Murie Audubon General Meeting and Program on March 14th, 2024


Last month, I presented a history (including Wild Turkeys) of a few select species of birds that are found in Natrona County, Wyoming. Brandon Werner, a Wildlife Biologist with the Wyoming Game and Fish Department in Casper will present our program to bring us up to date about Wild Turkeys in Wyoming. Brandon will also tell us about efforts to trap and relocate turkeys here in Casper to more appropriate habitat. The history of wild turkeys in Wyoming dates back to 1935 when the Wyoming Game and Fish Department traded sage grouse with New Mexico for 15 Merriam’s turkeys, nine hens, and six toms. The birds were released on a ranch on Cottonwood Creek in Platte County in the spring of 1935, and were reported to lure some of the ranch’s domestic turkeys with them into the Laramie Mountains. By 1947, the wild turkey population was estimated to number over 1,000. Other reintroduction attempts across the state weren’t very successful, until birds were sowed into the fertile habitat of the Black Hills in 1951-52. Thirty-three Platte County turkeys, along with 15 more New Mexico transplants, found new roosts near Redwater Creek in the northwest Black Hills.

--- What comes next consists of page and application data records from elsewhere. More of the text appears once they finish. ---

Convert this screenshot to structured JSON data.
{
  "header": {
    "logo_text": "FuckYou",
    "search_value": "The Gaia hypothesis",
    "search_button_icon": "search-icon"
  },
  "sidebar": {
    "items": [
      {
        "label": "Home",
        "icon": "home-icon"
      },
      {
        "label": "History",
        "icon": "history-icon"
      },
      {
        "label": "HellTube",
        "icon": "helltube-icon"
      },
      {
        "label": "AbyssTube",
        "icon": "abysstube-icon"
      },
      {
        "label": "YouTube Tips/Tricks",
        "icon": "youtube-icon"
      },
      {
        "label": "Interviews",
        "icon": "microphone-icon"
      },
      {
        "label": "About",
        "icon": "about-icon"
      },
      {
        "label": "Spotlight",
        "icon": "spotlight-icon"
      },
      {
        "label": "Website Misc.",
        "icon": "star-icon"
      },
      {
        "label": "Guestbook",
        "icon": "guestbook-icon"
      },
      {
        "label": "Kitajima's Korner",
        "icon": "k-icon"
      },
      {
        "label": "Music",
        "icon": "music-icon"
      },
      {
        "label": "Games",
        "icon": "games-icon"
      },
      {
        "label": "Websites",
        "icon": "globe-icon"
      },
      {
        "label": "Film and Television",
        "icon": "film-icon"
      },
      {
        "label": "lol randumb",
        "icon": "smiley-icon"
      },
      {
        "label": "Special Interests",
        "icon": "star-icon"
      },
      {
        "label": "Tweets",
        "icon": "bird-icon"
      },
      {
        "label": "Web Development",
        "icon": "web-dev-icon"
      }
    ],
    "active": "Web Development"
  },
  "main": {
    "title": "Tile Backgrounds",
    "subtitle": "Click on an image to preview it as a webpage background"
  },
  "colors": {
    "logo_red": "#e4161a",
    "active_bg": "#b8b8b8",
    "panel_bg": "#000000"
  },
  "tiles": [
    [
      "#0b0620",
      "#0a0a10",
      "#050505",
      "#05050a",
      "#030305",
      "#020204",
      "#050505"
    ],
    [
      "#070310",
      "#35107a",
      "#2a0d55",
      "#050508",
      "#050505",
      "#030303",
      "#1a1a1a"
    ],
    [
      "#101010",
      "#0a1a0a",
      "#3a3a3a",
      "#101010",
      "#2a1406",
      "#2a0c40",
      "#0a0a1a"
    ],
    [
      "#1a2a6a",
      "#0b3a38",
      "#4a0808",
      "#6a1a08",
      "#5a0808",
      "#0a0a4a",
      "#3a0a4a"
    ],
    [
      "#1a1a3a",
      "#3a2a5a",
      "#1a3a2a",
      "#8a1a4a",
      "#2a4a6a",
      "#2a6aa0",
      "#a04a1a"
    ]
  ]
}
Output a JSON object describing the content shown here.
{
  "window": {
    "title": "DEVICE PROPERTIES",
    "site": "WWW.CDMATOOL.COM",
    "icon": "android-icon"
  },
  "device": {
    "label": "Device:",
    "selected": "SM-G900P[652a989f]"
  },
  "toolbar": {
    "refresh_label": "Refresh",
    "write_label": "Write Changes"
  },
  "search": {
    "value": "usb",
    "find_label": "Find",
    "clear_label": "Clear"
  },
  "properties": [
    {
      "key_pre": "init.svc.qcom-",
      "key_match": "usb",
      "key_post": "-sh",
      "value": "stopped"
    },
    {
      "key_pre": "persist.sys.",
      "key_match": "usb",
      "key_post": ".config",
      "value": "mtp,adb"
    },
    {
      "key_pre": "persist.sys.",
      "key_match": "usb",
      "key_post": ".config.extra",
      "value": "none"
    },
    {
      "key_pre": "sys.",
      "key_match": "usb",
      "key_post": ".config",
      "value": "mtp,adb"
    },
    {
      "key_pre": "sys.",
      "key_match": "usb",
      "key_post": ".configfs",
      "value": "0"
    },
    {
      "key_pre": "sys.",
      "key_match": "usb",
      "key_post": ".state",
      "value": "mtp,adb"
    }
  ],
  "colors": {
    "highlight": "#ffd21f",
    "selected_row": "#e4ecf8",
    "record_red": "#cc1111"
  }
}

They probably combined forces with some transplants that strayed over from South Dakota releases, and the introduction served as the foundation for Wyoming’s most recognized turkey hunt area. In 1955, hunters began harvesting the wild turkeys. The ?rst report of Wild Turkeys on the Casper Christmas Bird Count was in 1988, when 25 birds were tallied. Turkeys were reported periodically in subsequent years until 1999, when they began to be reported each year. In 2006, 194 turkeys were counted, and each year since then they have been plentiful (288 this year). Turkeys have done well enough that they are very common within the city limits of Casper. So common, in fact, that in August 2023 it became illegal to feed turkeys in Casper to try to manage the turkey population, and mitigate the negative effects caused by its growth. It will be interesting to see how the turkey population may respond to the ordinance against feeding them. To learn more about Wild Turkeys, come to the Murie Audubon free talk on March 14, 2024 at 7 p.m., at the Izaak Walton Clubhouse, at 4205 Fort Caspar Road.
Bruce Walgren

Matheson Creek Bird Survey

We will meet at Eagle Ridge Ranch at 6:45 AM to survey the birds along Matheson Creek.  This should be an interesting comparison to the survey of Garden Creek in Casper.  We will walk to the starting point and plan on starting about 7:00 AM.  Call Stacey Scott at (307)262-0055 for more details.

Garden Creek Bird Survey

We will meet at 7:00 AM at Adams Park to walk down Garden Creek to Nancy English Park.  Every bird heard or seen will be recorded so we can compare the birds along Garden Creek to Matheson Creek that is on Eagle Ridge Ranch.  Since I moved to town, I have been amazed by the difference in the birds in town and out in the country.  This should give us some real numbers. Call Stacey Scott at (307)262-0055 for more details.